Baling short chopped grass
The agricultural business is continuously looking for improvements in a competitive environment. Low milk prices motivates search for improvements. Are there opportunities for both reducing cost and at the same time improving productivity? Take a look at the three main benefits with feeding chopped grass baled with an Orkel compactor.
#1: Forage quality
For the dairy and beef industry, forage is a critical resource. Forage represent the main cost of dairy and beef production and the quality of the forage strongly influence animal performance as well as veterinary costs.
The main challenge with conserving forage is oxygen. When forage is exposed to oxygen, several important nutrients are lost and studies show that you can lose up to 30% of the nutrients when conserving forage in a bunker/pit silo. In an environmental aspect, this leads to a corresponding need for cultivated land. It also means that your cattle need more forage to produce the expected amount of milk and meat. Cows are reacting to quality and structure of the forage. Garbage in is garbage out.
Forage in bales are proven to have a loss of only 1-2% of nutritions. This is due to the compaction and tight film wrapping keeping the nutrition within the bale.
A study done by CRV Holland, comparing forage from Orkel bales with bunker silo, showed some interesting figures: Cattle fed with forage from Orkel bales produced 30% more milk with 28% more fat, 22% more protein and 60% lower cell count.
Gold in is gold out.
#2: Higher forage intake
Research institutes world-wide have been looking at the effect of short chopped grass compared to long stemmed grass. The Norwegian research institute Bioforsk, connected to the Norwegian AG university, presents figures showing the effect of feeding chopped forage of 1 inch (2,5 cm) compared to 2,5 inch (7,5 cm).

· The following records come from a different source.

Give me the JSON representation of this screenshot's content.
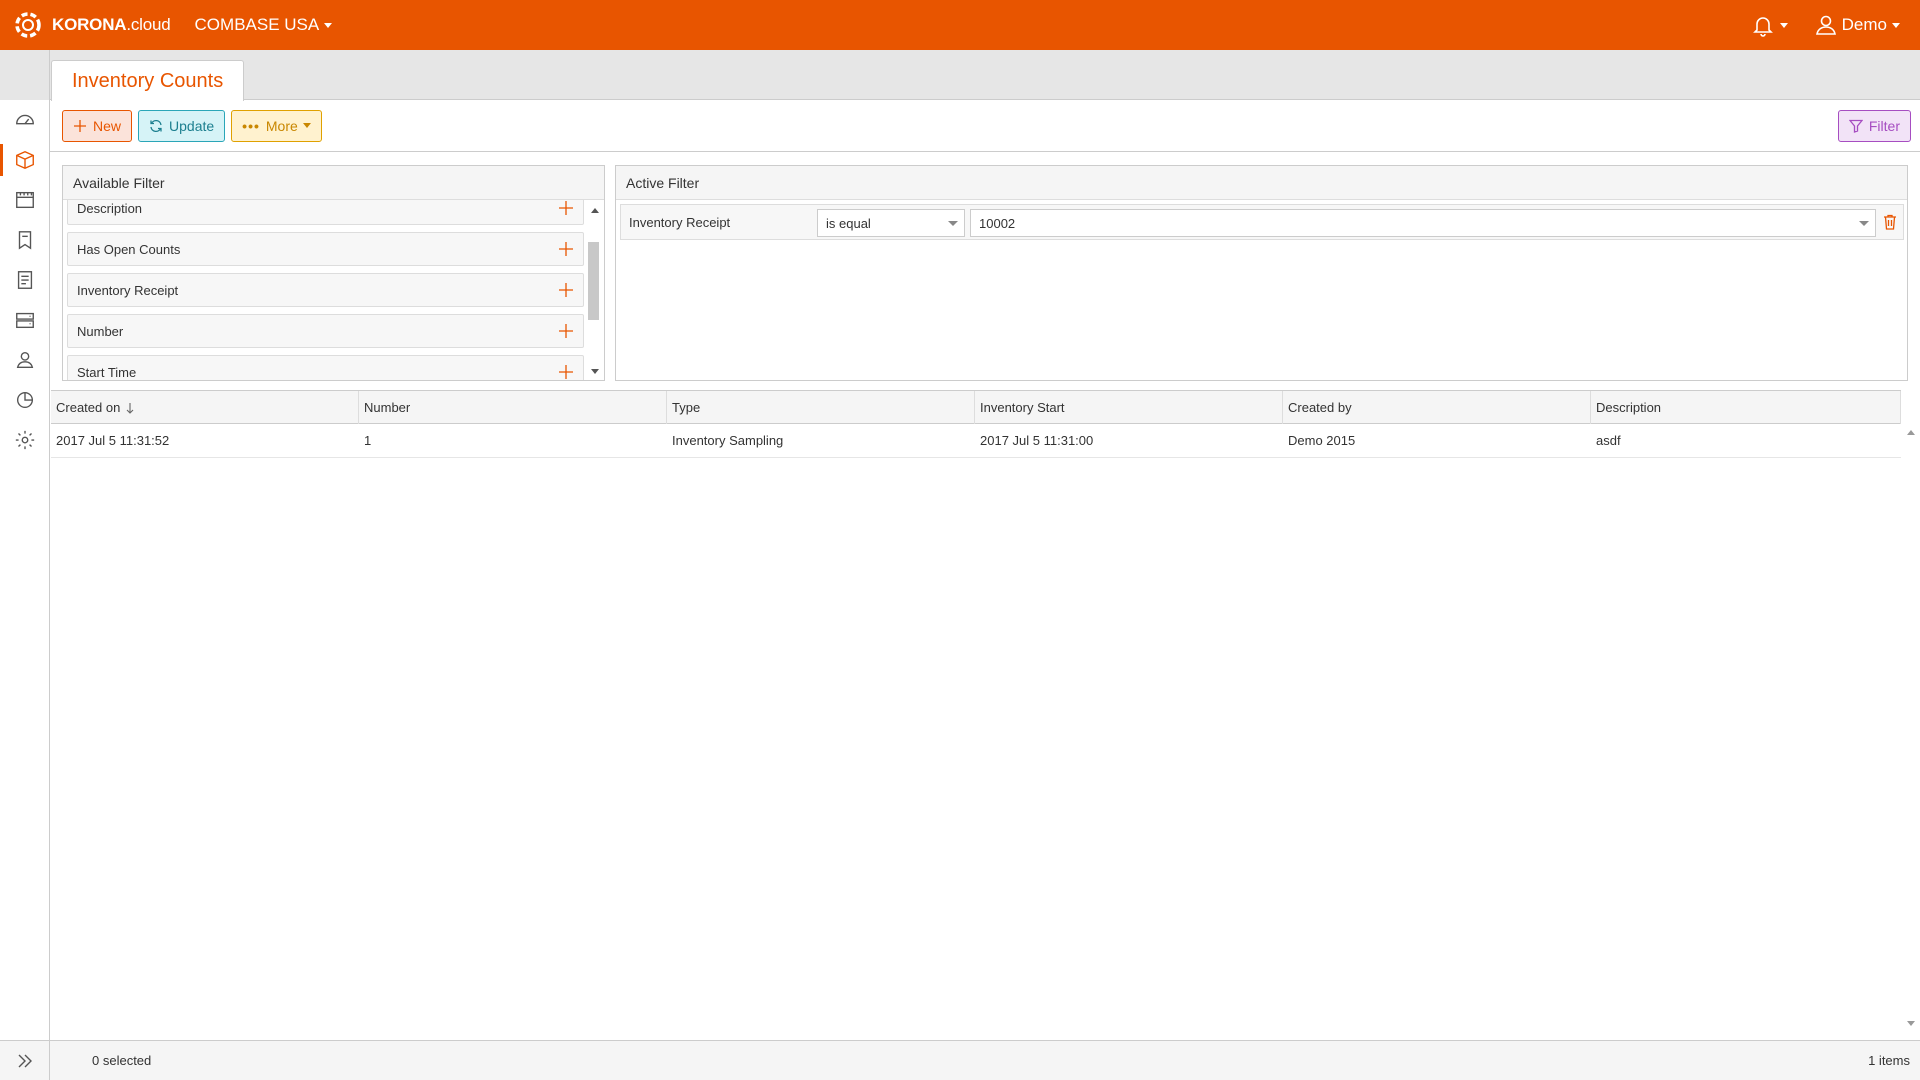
{
  "app": {
    "logo_brand": "KORONA",
    "logo_suffix": ".cloud",
    "company": "COMBASE USA",
    "user": "Demo"
  },
  "tab": {
    "title": "Inventory Counts"
  },
  "toolbar": {
    "new_label": "New",
    "update_label": "Update",
    "more_dots": "•••",
    "more_label": "More",
    "filter_label": "Filter"
  },
  "available_filter": {
    "title": "Available Filter",
    "items": [
      "Description",
      "Has Open Counts",
      "Inventory Receipt",
      "Number",
      "Start Time"
    ]
  },
  "active_filter": {
    "title": "Active Filter",
    "field": "Inventory Receipt",
    "operator": "is equal",
    "value": "10002"
  },
  "table": {
    "columns": [
      "Created on",
      "Number",
      "Type",
      "Inventory Start",
      "Created by",
      "Description"
    ],
    "rows": [
      [
        "2017 Jul 5 11:31:52",
        "1",
        "Inventory Sampling",
        "2017 Jul 5 11:31:00",
        "Demo 2015",
        "asdf"
      ]
    ]
  },
  "footer": {
    "selected": "0 selected",
    "items": "1 items"
  },
  "colors": {
    "brand": "#e85500",
    "new": "#e85500",
    "update": "#2aa6b8",
    "more": "#e0a100",
    "filter": "#a64dc1"
  }
}
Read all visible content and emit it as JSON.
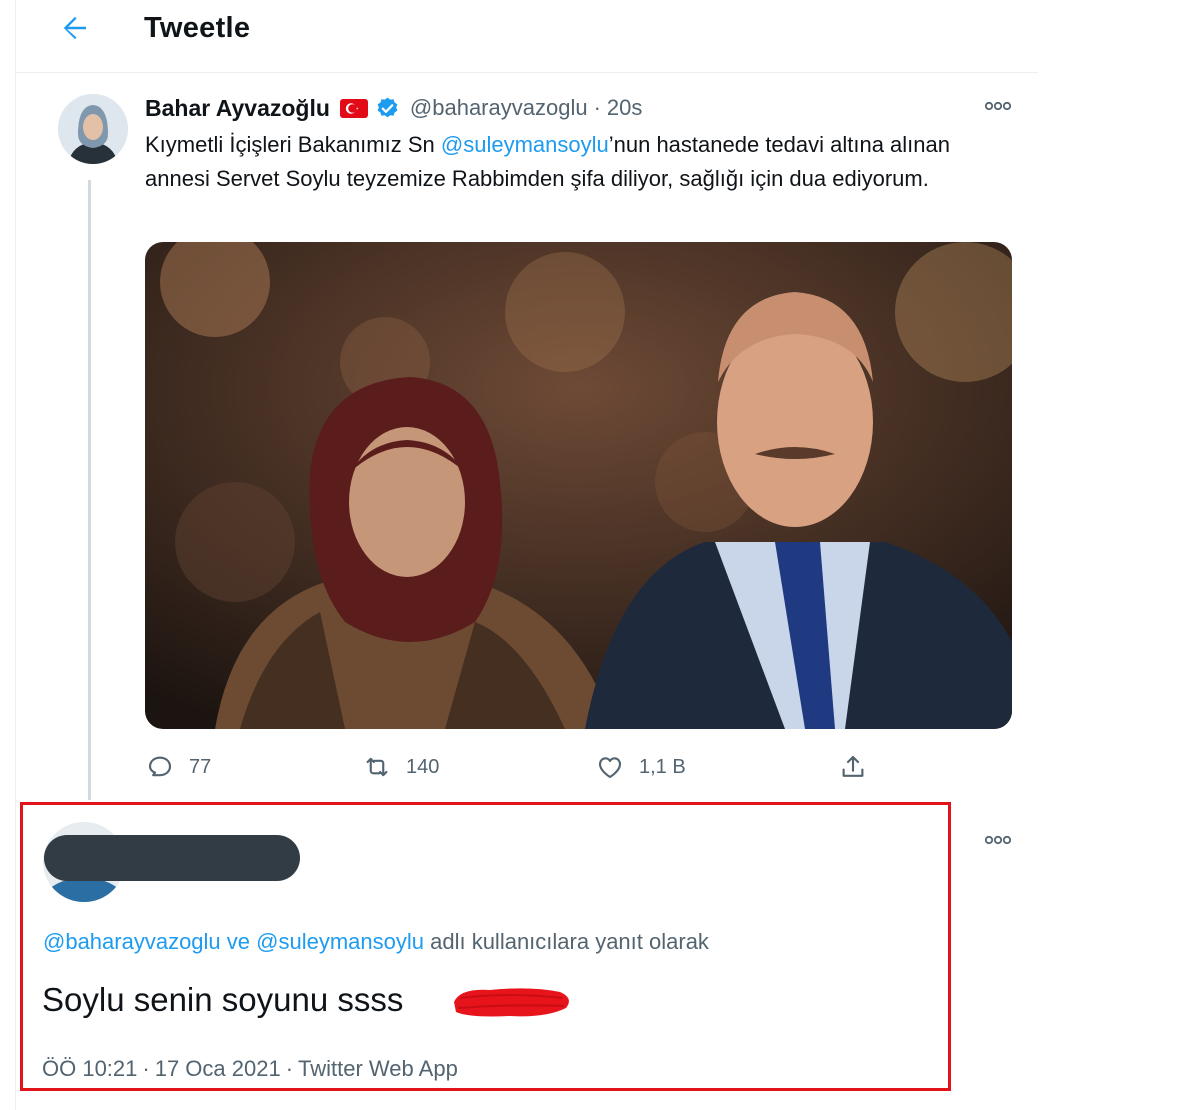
{
  "header": {
    "title": "Tweetle",
    "back_icon": "arrow-left-icon"
  },
  "tweet": {
    "author_name": "Bahar Ayvazoğlu",
    "handle": "@baharayvazoglu",
    "separator": "·",
    "time": "20s",
    "flag_icon": "turkey-flag-icon",
    "verified_icon": "verified-badge-icon",
    "text_before": "Kıymetli İçişleri Bakanımız Sn ",
    "mention": "@suleymansoylu",
    "text_after": "’nun hastanede tedavi altına alınan annesi Servet Soylu teyzemize Rabbimden şifa diliyor, sağlığı için dua ediyorum.",
    "actions": {
      "reply_count": "77",
      "retweet_count": "140",
      "like_count": "1,1 B"
    }
  },
  "reply": {
    "replying_mention_1": "@baharayvazoglu",
    "replying_connector": " ve ",
    "replying_mention_2": "@suleymansoylu",
    "replying_suffix": " adlı kullanıcılara yanıt olarak",
    "text": "Soylu senin soyunu ssss",
    "time": "ÖÖ 10:21",
    "date": "17 Oca 2021",
    "separator": "·",
    "source": "Twitter Web App"
  },
  "colors": {
    "accent": "#1d9bf0",
    "highlight_border": "#e1131a",
    "secondary_text": "#536471"
  }
}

For the two situations, the forage intake was accordingly 25 lb (11,3 kg) dry matter for the short chopped grass, compared to 22,7 lb (10,2kg) dry matter for the long stemmed grass. This difference in forage intake of 10 %, resulted in an increase of milk yield as well as higher fat content.
#3: Reduced costs
An important advantage of short chopped material is increased density. Studies comparing baling of forage of 2-6in chop length to 1in, shows an increased density of approx. 25 - 30 % when baling with the Orkel compactor. 25% higher density means 25% less costs in logistics as well as less cost in film wrapping.
Baling on the farm yard and baling on the field
Die Grüne, an agriculture magazine in Switzerland, did studies in 2019 comparing the costs of grass harvesting. They compared harvest, transport, baling and operator costs in these two cases:
- Baling grass with normal stender length on the field with a traditional combi grass baler
- Using a harvester and baling short chopped grass with the Orkel compactor
- Cost per bale with a combi baler: EUR 45,16
- Cost per bale with harvester+compactor: EUR 34,92
Not only does the harvester+compactor provide you lower production costs, the forage quality is also improved due to higher density. Your cattle will get more nutrition and produce more milk and meat making you more profitable.
Benefits of baling with an Orkel compactor:
- 25-30% higher density
Compared to conserving your forage in a bunker or tower silo, the density will be up to 30% higher. High density means less oxygen and better forage quality
- High forage quality
Tight film wrapping and high density makes sure the nutrients are kept within the bale. You avoid big nutrient losses in your forage.
- Easy logistics
Forage in bales is easy to handle. The bales can be stored anywhere, and up to 36 months.
- Easy market access
Forage in unit packages is easy to buy and sell.
- High animal performance
Forage in bales is more appetizing to your cattle making them eat more and produce more milk.
- Less use of film wrapping
Higher density compared to a traditional grass baler, means fewer and heavier bales and less use of film wrapping. This is good for the environment and your profit!
You are welcome to contact us on firstname.lastname@example.org for more information about our technology and how it can make you more profitable.
Wishing you a good harvest!